Sandpoint, Idaho – Many pet owners today turn to the Internet for “expert” advice on what ails their pet and how to cure the problem without going to the veterinarian and incurring the cost of the visit. While this thrifty approach appeals too many people, it may not be in your pet’s best interest especially if you put off getting the proper treatment and that leads to some very serious problems.
“There’s great risk of unnecessary pain, expense or worse,” says veterinarian Marty Becker, who practices in Coeur d’Alene and Sandpoint, Idaho, and has written several books, including the just-released Your Dog: The Owner’s Manual. Becker calls it the “vets vs. Net” phenomenon.
“This ask-a-fellow-pet-owner-online approach has become so common, he says, it’s become the new normal. Too many people use it as a primary source when they have a sick pet, and they put things off until it’s too late,” Becker says.
“Many conditions that make a dog or cat miserable can be quickly and relatively cheaply addressed with a veterinary visit and proper medications,” he says. “There’s the dog that suffered for six years with feet so itchy he licked and chewed constantly. The owners, concluding it was allergies, used countless anti-itch products and shifted food regularly. Finally, weary of the wee-hours sounds of foot-chewing, they sought vet help. The dog had a carpet of yeast and staph in his feet, Becker says. Within 48 hours of being prescribed an antifungal and an antibiotic, the itching disappeared.”
While it is true that the Internet has broaden our individual understanding of the latest techniques for caring for our pets. In addition, owners can form new bonds with other pet owners that are dealing with same types of pet issues. However, too many people are using the information they get over the Internet as their sole source of information without the training to know for sure that what they are doing or administering to their pets is correct.
There are times when even with the best of intentions a visit to the Vet becomes very important. “Sometimes hours or minutes matter,” Becker says. By then it may even be too late.
Veterinarian Nancy Kay, internal medicine specialist at the VCA Animal Care Center in Rohnert Park, Calif. and author of Speaking for Spot, a consumer guide on how to advocate for your pets, often advises vets at conferences how to help clients use online sources wisely.
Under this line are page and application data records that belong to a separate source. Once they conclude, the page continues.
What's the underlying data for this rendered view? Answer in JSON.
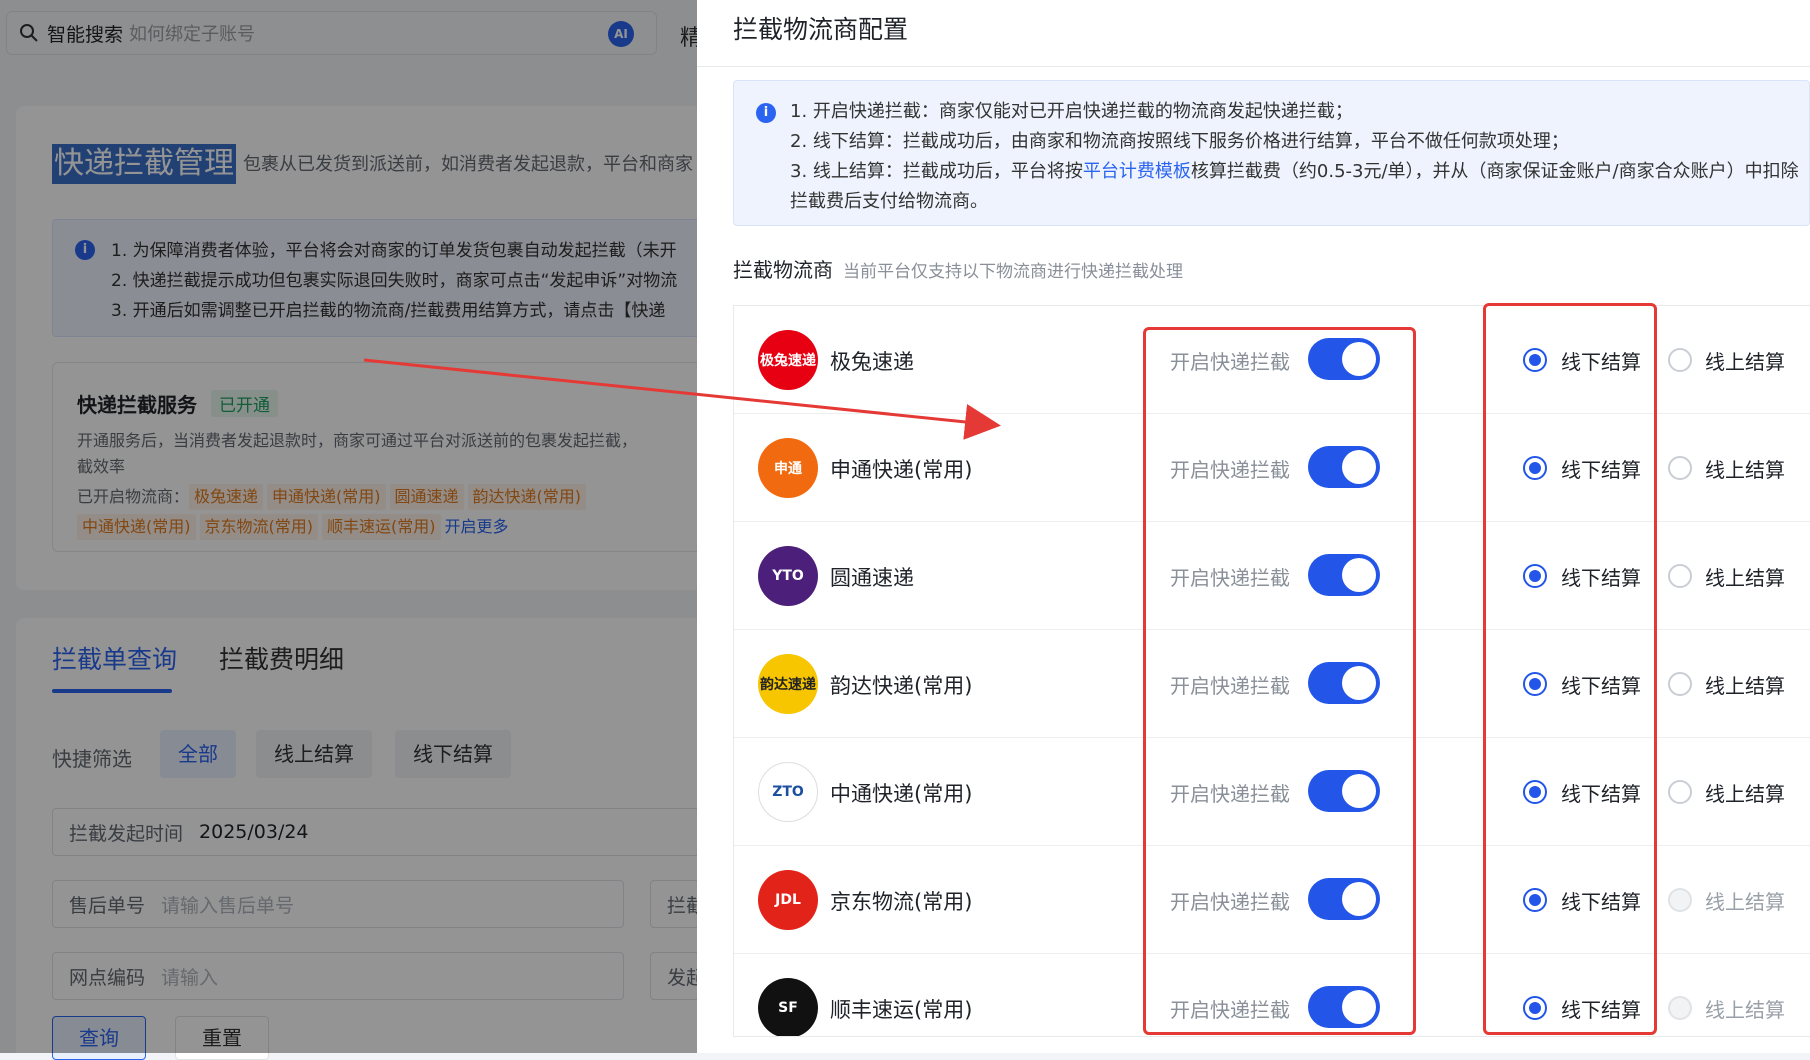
{
  "search": {
    "label": "智能搜索",
    "placeholder": "如何绑定子账号",
    "ai_badge": "AI"
  },
  "topbar_fragment": "精",
  "page": {
    "title": "快递拦截管理",
    "subtitle": "包裹从已发货到派送前，如消费者发起退款，平台和商家",
    "info": [
      "1. 为保障消费者体验，平台将会对商家的订单发货包裹自动发起拦截（未开",
      "2. 快递拦截提示成功但包裹实际退回失败时，商家可点击“发起申诉”对物流",
      "3. 开通后如需调整已开启拦截的物流商/拦截费用结算方式，请点击【快递"
    ]
  },
  "service": {
    "title": "快递拦截服务",
    "status": "已开通",
    "desc_line1": "开通服务后，当消费者发起退款时，商家可通过平台对派送前的包裹发起拦截，",
    "desc_line2": "截效率",
    "enabled_label": "已开启物流商：",
    "tags_row1": [
      "极兔速递",
      "申通快递(常用)",
      "圆通速递",
      "韵达快递(常用)"
    ],
    "tags_row2": [
      "中通快递(常用)",
      "京东物流(常用)",
      "顺丰速运(常用)"
    ],
    "more_link": "开启更多"
  },
  "tabs": [
    "拦截单查询",
    "拦截费明细"
  ],
  "filter": {
    "label": "快捷筛选",
    "chips": [
      "全部",
      "线上结算",
      "线下结算"
    ]
  },
  "form": {
    "time_label": "拦截发起时间",
    "time_value": "2025/03/24",
    "time_sep": "-",
    "aftersale_label": "售后单号",
    "aftersale_placeholder": "请输入售后单号",
    "intercept_label": "拦截",
    "outlet_label": "网点编码",
    "outlet_placeholder": "请输入",
    "initiate_label": "发起",
    "query_button": "查询",
    "reset_button": "重置"
  },
  "drawer": {
    "title": "拦截物流商配置",
    "info": {
      "line1": "1. 开启快递拦截：商家仅能对已开启快递拦截的物流商发起快递拦截；",
      "line2": "2. 线下结算：拦截成功后，由商家和物流商按照线下服务价格进行结算，平台不做任何款项处理；",
      "line3_a": "3. 线上结算：拦截成功后，平台将按",
      "line3_link": "平台计费模板",
      "line3_b": "核算拦截费（约0.5-3元/单），并从（商家保证金账户/商家合众账户）中扣除",
      "line4": "拦截费后支付给物流商。"
    },
    "section_title": "拦截物流商",
    "section_hint": "当前平台仅支持以下物流商进行快递拦截处理",
    "toggle_label": "开启快递拦截",
    "offline_label": "线下结算",
    "online_label": "线上结算",
    "carriers": [
      {
        "name": "极兔速递",
        "logo_text": "极兔速递",
        "logo_color": "#e60012",
        "enabled": true,
        "settlement": "offline",
        "online_disabled": false
      },
      {
        "name": "申通快递(常用)",
        "logo_text": "申通",
        "logo_color": "#f26a10",
        "enabled": true,
        "settlement": "offline",
        "online_disabled": false
      },
      {
        "name": "圆通速递",
        "logo_text": "YTO",
        "logo_color": "#4b1f7a",
        "enabled": true,
        "settlement": "offline",
        "online_disabled": false
      },
      {
        "name": "韵达快递(常用)",
        "logo_text": "韵达速递",
        "logo_color": "#f7c600",
        "enabled": true,
        "settlement": "offline",
        "online_disabled": false
      },
      {
        "name": "中通快递(常用)",
        "logo_text": "ZTO",
        "logo_color": "#ffffff",
        "enabled": true,
        "settlement": "offline",
        "online_disabled": false
      },
      {
        "name": "京东物流(常用)",
        "logo_text": "JDL",
        "logo_color": "#e2231a",
        "enabled": true,
        "settlement": "offline",
        "online_disabled": true
      },
      {
        "name": "顺丰速运(常用)",
        "logo_text": "SF",
        "logo_color": "#111111",
        "enabled": true,
        "settlement": "offline",
        "online_disabled": true
      }
    ]
  }
}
Kay says, “If a site has stuff for sale on it, skip it.” And “when you plug in symptoms, follow them immediately by ‘veterinary school’ or ‘college of veterinary medicine.’ “